Work item:
Retype the entries word for word, leaving nothing out.

Task inputs:
----

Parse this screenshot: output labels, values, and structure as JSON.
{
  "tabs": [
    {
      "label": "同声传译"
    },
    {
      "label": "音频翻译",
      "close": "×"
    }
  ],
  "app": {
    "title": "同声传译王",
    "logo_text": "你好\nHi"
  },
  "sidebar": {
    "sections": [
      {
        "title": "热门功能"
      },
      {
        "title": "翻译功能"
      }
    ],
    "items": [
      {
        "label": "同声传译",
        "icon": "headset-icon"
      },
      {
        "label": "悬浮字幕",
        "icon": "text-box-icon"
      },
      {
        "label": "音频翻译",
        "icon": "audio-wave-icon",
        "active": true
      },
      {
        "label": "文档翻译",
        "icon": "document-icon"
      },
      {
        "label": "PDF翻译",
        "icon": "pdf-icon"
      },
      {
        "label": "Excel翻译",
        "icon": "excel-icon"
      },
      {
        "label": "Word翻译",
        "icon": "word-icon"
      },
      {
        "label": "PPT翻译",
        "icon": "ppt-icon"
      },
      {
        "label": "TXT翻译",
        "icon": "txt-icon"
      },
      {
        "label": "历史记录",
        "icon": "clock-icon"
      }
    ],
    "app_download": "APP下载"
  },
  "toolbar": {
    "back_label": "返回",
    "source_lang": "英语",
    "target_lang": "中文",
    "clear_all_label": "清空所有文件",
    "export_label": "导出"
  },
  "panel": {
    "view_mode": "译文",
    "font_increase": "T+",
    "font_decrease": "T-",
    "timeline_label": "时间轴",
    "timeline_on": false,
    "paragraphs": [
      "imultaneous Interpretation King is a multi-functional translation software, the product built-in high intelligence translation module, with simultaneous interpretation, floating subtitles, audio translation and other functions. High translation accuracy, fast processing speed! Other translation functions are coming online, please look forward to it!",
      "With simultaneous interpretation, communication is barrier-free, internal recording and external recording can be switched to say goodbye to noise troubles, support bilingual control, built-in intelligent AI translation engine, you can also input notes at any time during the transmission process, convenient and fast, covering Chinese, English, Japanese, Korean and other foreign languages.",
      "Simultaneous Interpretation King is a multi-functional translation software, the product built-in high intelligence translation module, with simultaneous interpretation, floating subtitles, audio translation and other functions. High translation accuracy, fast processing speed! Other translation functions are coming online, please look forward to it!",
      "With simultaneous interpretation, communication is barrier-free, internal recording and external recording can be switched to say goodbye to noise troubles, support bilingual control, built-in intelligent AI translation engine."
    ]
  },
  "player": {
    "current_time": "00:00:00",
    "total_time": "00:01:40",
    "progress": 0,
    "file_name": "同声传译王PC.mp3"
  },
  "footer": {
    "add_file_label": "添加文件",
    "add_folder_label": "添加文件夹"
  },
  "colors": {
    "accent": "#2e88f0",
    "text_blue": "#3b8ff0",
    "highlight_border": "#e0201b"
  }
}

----

Solution below:
Parse this screenshot: output labels, values, and structure as JSON.
{
  "tabs": [
    {
      "label": "同声传译"
    },
    {
      "label": "音频翻译",
      "close": "×"
    }
  ],
  "app": {
    "title": "同声传译王",
    "logo_text": "你好\nHi"
  },
  "sidebar": {
    "sections": [
      {
        "title": "热门功能"
      },
      {
        "title": "翻译功能"
      }
    ],
    "items": [
      {
        "label": "同声传译",
        "icon": "headset-icon"
      },
      {
        "label": "悬浮字幕",
        "icon": "text-box-icon"
      },
      {
        "label": "音频翻译",
        "icon": "audio-wave-icon",
        "active": true
      },
      {
        "label": "文档翻译",
        "icon": "document-icon"
      },
      {
        "label": "PDF翻译",
        "icon": "pdf-icon"
      },
      {
        "label": "Excel翻译",
        "icon": "excel-icon"
      },
      {
        "label": "Word翻译",
        "icon": "word-icon"
      },
      {
        "label": "PPT翻译",
        "icon": "ppt-icon"
      },
      {
        "label": "TXT翻译",
        "icon": "txt-icon"
      },
      {
        "label": "历史记录",
        "icon": "clock-icon"
      }
    ],
    "app_download": "APP下载"
  },
  "toolbar": {
    "back_label": "返回",
    "source_lang": "英语",
    "target_lang": "中文",
    "clear_all_label": "清空所有文件",
    "export_label": "导出"
  },
  "panel": {
    "view_mode": "译文",
    "font_increase": "T+",
    "font_decrease": "T-",
    "timeline_label": "时间轴",
    "timeline_on": false,
    "paragraphs": [
      "imultaneous Interpretation King is a multi-functional translation software, the product built-in high intelligence translation module, with simultaneous interpretation, floating subtitles, audio translation and other functions. High translation accuracy, fast processing speed! Other translation functions are coming online, please look forward to it!",
      "With simultaneous interpretation, communication is barrier-free, internal recording and external recording can be switched to say goodbye to noise troubles, support bilingual control, built-in intelligent AI translation engine, you can also input notes at any time during the transmission process, convenient and fast, covering Chinese, English, Japanese, Korean and other foreign languages.",
      "Simultaneous Interpretation King is a multi-functional translation software, the product built-in high intelligence translation module, with simultaneous interpretation, floating subtitles, audio translation and other functions. High translation accuracy, fast processing speed! Other translation functions are coming online, please look forward to it!",
      "With simultaneous interpretation, communication is barrier-free, internal recording and external recording can be switched to say goodbye to noise troubles, support bilingual control, built-in intelligent AI translation engine."
    ]
  },
  "player": {
    "current_time": "00:00:00",
    "total_time": "00:01:40",
    "progress": 0,
    "file_name": "同声传译王PC.mp3"
  },
  "footer": {
    "add_file_label": "添加文件",
    "add_folder_label": "添加文件夹"
  },
  "colors": {
    "accent": "#2e88f0",
    "text_blue": "#3b8ff0",
    "highlight_border": "#e0201b"
  }
}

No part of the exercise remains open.